Continue reading “Soupe au Celeri-Rave | Celeriac Soup with Cheese Croûtes”

Bisi Bele Huriyanna | Bisi Bele Bath

Bisi Bele Bath, meaning hot lentil rice, is a much loved dish of the Karnataka and surrounding regions of South India. In some parts of Karnataka it is also known as Bisi bele huliyanna which means hot lentil sour rice. The dish usually includes a range of vegetables. “Huriyanna” is sometimes written as “Huliyanna”.

There are many modern versions of Bisi Bele Huliyanna. As the name suggests it has to be served hot. It tastes best when spices are seasoned in ghee and it is served as soon as it is cooked.

The rice and dal can be cooked together or separately. We have cooked them together today but added the rice after the dal has been cooking for some time. Cooked separately, it is a great way to use up left over cooked rice and/or toor dal, and makes it a very easy dish to prepare.

Similar dishes include Goan Bisibelebath, Punjabi Aamti Bhat, Eggplant with Toor Dal (Rasavangi), and Indian Dal Soup.

Browse all of our Bisibelebath recipes, Kitchari dishes, and all of our Rice recipes. Our Indian recipes are here, and our Indian Essentials are here. Or explore our Mid Summer dishes.

Continue reading “Bisi Bele Huriyanna | Bisi Bele Bath”

Florentine Fennel with Parmesan

Elizabeth David has a lovely recipe for gratineed fennel that is a simple and refreshing dish. It’s a dish that bakes fennel with cheese, and of course, butter. This dish can also be cooked in a covered BBQ.

We adore fennel, as you can tell by our recipes. It can be eaten raw, steamed, sauteed, grilled, BBQ’d, baked and gratineed. It can be cooked on it’s own, or combined with other ingredients. You can make soups, salads and sides. One of the easiest salads to make is to shave a fennel bulb and dress with olive oil and lemon juice. I dare you to make this and not eat the whole bowl by yourself, it is so delicious.

Similar recipes include Slow Baked Fennel with Chilli and Garlic, Fennel a la Grecque, and Grilled Fennel with Fresh Mozzarella.

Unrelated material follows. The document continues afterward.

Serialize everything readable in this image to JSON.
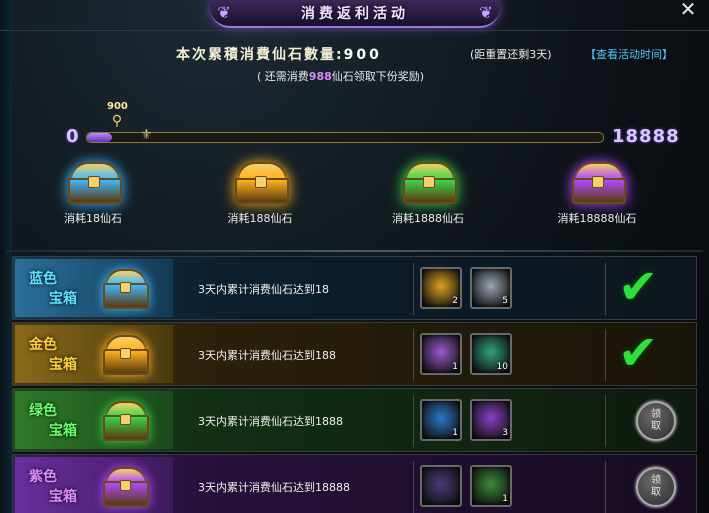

Browse all of our Fennel dishes, and all of our Italian dishes. Or explore our Early Spring dishes.

Continue reading “Florentine Fennel with Parmesan”